== Segment start ==
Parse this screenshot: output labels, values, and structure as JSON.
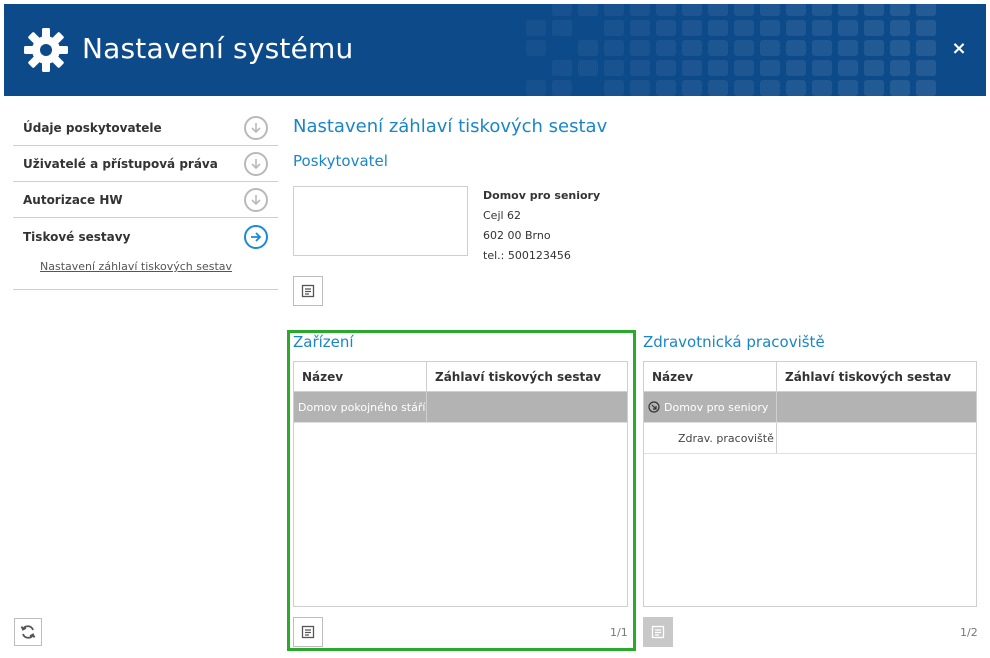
{
  "app": {
    "title": "Nastavení systému",
    "close_glyph": "×",
    "accent": "#0d4a8a",
    "link_color": "#1a86c8",
    "highlight_color": "#2aaa2a"
  },
  "sidebar": {
    "items": [
      {
        "label": "Údaje poskytovatele",
        "icon": "arrow-down-circle-icon"
      },
      {
        "label": "Uživatelé a přístupová práva",
        "icon": "arrow-down-circle-icon"
      },
      {
        "label": "Autorizace HW",
        "icon": "arrow-down-circle-icon"
      },
      {
        "label": "Tiskové sestavy",
        "icon": "arrow-right-circle-icon"
      }
    ],
    "sub_item": "Nastavení záhlaví tiskových sestav",
    "refresh_icon": "refresh-icon"
  },
  "main": {
    "title": "Nastavení záhlaví tiskových sestav",
    "provider_section": "Poskytovatel",
    "provider": {
      "name": "Domov pro seniory",
      "street": "Cejl 62",
      "city": "602 00 Brno",
      "phone": "tel.: 500123456"
    },
    "edit_icon": "edit-document-icon"
  },
  "facilities": {
    "title": "Zařízení",
    "columns": [
      "Název",
      "Záhlaví tiskových sestav"
    ],
    "rows": [
      {
        "name": "Domov pokojného stáří",
        "header": ""
      }
    ],
    "pager": "1/1"
  },
  "workplaces": {
    "title": "Zdravotnická pracoviště",
    "columns": [
      "Název",
      "Záhlaví tiskových sestav"
    ],
    "rows": [
      {
        "name": "Domov pro seniory",
        "header": "",
        "expander_icon": "collapse-arrow-icon"
      },
      {
        "name": "Zdrav. pracoviště",
        "header": ""
      }
    ],
    "pager": "1/2"
  }
}
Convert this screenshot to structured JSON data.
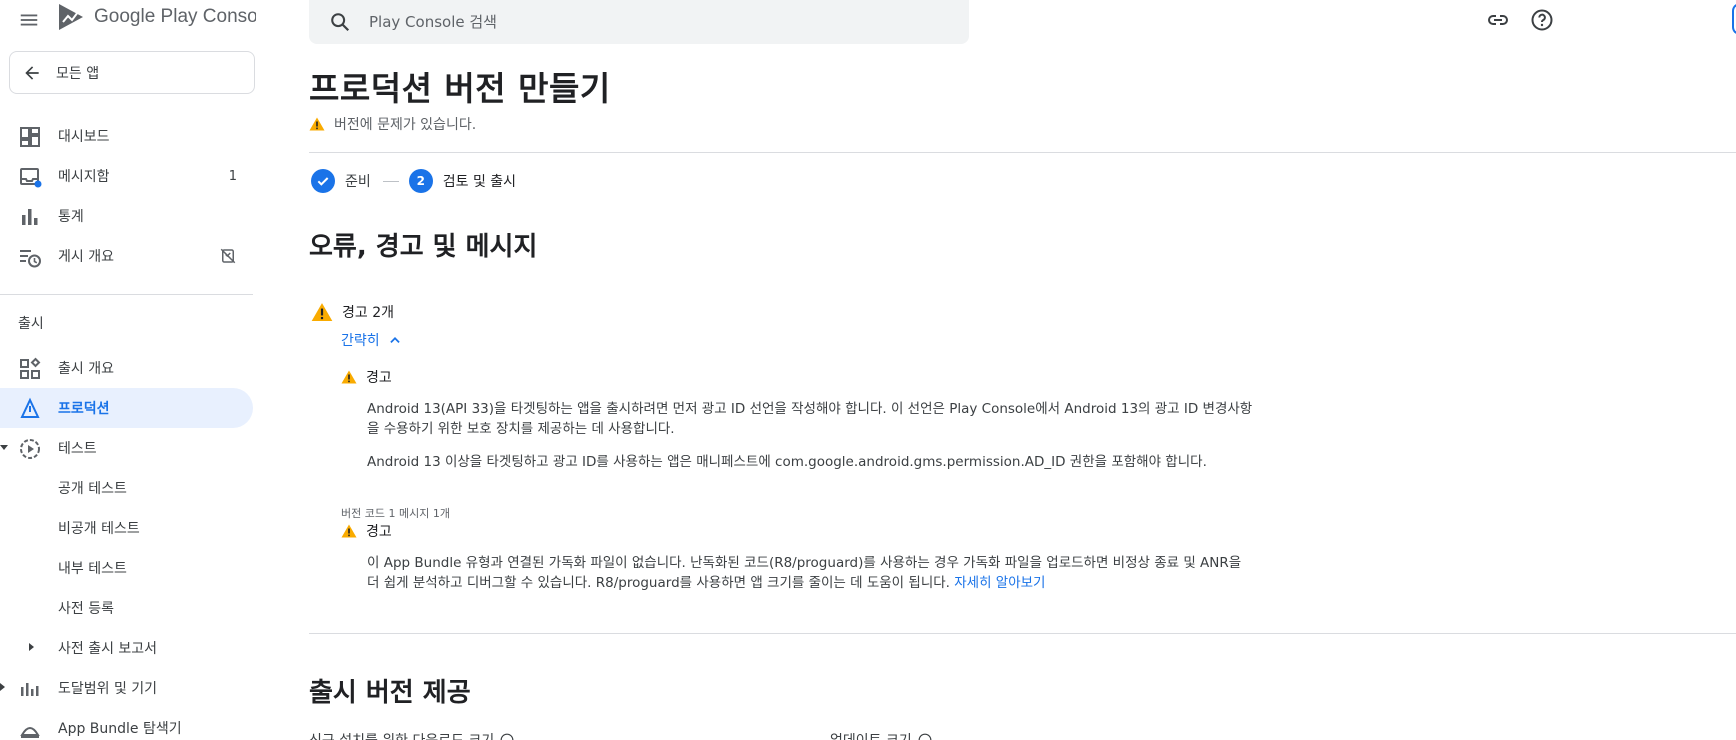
{
  "brand": {
    "name": "Google Play Console"
  },
  "sidebar": {
    "all_apps": "모든 앱",
    "items": [
      {
        "label": "대시보드"
      },
      {
        "label": "메시지함",
        "count": "1"
      },
      {
        "label": "통계"
      },
      {
        "label": "게시 개요"
      }
    ],
    "section": "출시",
    "release_items": [
      {
        "label": "출시 개요"
      },
      {
        "label": "프로덕션"
      },
      {
        "label": "테스트"
      },
      {
        "label": "공개 테스트"
      },
      {
        "label": "비공개 테스트"
      },
      {
        "label": "내부 테스트"
      },
      {
        "label": "사전 등록"
      },
      {
        "label": "사전 출시 보고서"
      },
      {
        "label": "도달범위 및 기기"
      },
      {
        "label": "App Bundle 탐색기"
      }
    ]
  },
  "search": {
    "placeholder": "Play Console 검색"
  },
  "page": {
    "title": "프로덕션 버전 만들기",
    "status": "버전에 문제가 있습니다.",
    "steps": [
      {
        "number": "1",
        "label": "준비",
        "done": true
      },
      {
        "number": "2",
        "label": "검토 및 출시",
        "done": false
      }
    ],
    "errors_section_title": "오류, 경고 및 메시지",
    "warnings_count": "경고 2개",
    "collapse_label": "간략히",
    "warnings": [
      {
        "title": "경고",
        "paragraphs": [
          "Android 13(API 33)을 타겟팅하는 앱을 출시하려면 먼저 광고 ID 선언을 작성해야 합니다. 이 선언은 Play Console에서 Android 13의 광고 ID 변경사항을 수용하기 위한 보호 장치를 제공하는 데 사용합니다.",
          "Android 13 이상을 타겟팅하고 광고 ID를 사용하는 앱은 매니페스트에 com.google.android.gms.permission.AD_ID 권한을 포함해야 합니다."
        ]
      },
      {
        "meta": "버전 코드 1 메시지 1개",
        "title": "경고",
        "text": "이 App Bundle 유형과 연결된 가독화 파일이 없습니다. 난독화된 코드(R8/proguard)를 사용하는 경우 가독화 파일을 업로드하면 비정상 종료 및 ANR을 더 쉽게 분석하고 디버그할 수 있습니다. R8/proguard를 사용하면 앱 크기를 줄이는 데 도움이 됩니다.",
        "link": "자세히 알아보기"
      }
    ],
    "delivery_title": "출시 버전 제공",
    "download_size_label": "신규 설치를 위한 다운로드 크기",
    "update_size_label": "업데이트 크기"
  },
  "colors": {
    "accent": "#1a73e8",
    "warning": "#f9ab00",
    "active_bg": "#e8f0fe"
  }
}
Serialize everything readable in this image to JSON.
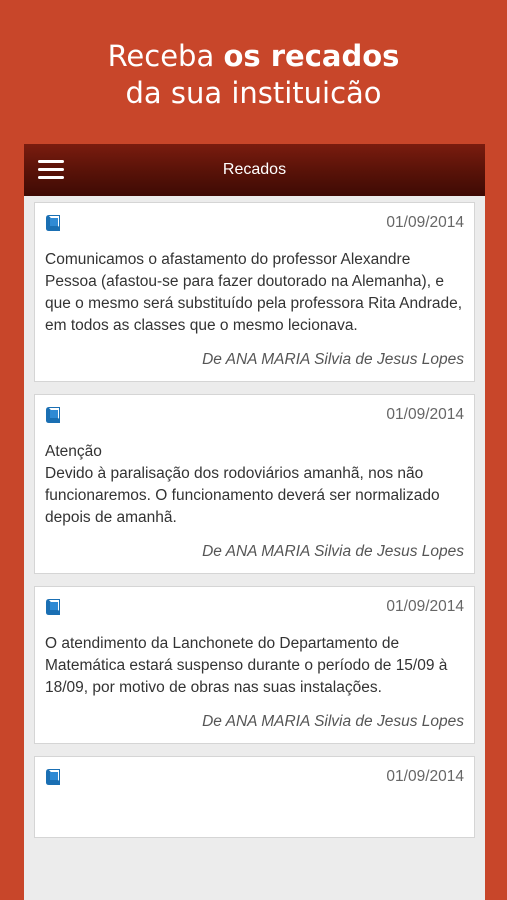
{
  "promo": {
    "line1_normal": "Receba",
    "line1_bold": "os recados",
    "line2": "da sua instituicão"
  },
  "navbar": {
    "title": "Recados",
    "menu_icon": "hamburger-menu-icon"
  },
  "messages": [
    {
      "icon": "book-icon",
      "date": "01/09/2014",
      "text": "Comunicamos o afastamento do professor Alexandre Pessoa (afastou-se para fazer doutorado na Alemanha), e que o mesmo será substituído pela professora Rita Andrade, em todos as classes que o mesmo lecionava.",
      "author": "De ANA MARIA Silvia de Jesus Lopes"
    },
    {
      "icon": "book-icon",
      "date": "01/09/2014",
      "text": "Atenção\nDevido à paralisação dos rodoviários amanhã, nos não funcionaremos. O funcionamento deverá ser normalizado depois de amanhã.",
      "author": "De ANA MARIA Silvia de Jesus Lopes"
    },
    {
      "icon": "book-icon",
      "date": "01/09/2014",
      "text": "O atendimento da Lanchonete do Departamento de Matemática estará suspenso durante o período de 15/09 à 18/09, por motivo de obras nas suas instalações.",
      "author": "De ANA MARIA Silvia de Jesus Lopes"
    },
    {
      "icon": "book-icon",
      "date": "01/09/2014",
      "text": "",
      "author": ""
    }
  ]
}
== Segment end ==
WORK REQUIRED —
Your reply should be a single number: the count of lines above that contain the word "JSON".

ANSWER TO THE PROBLEM —
3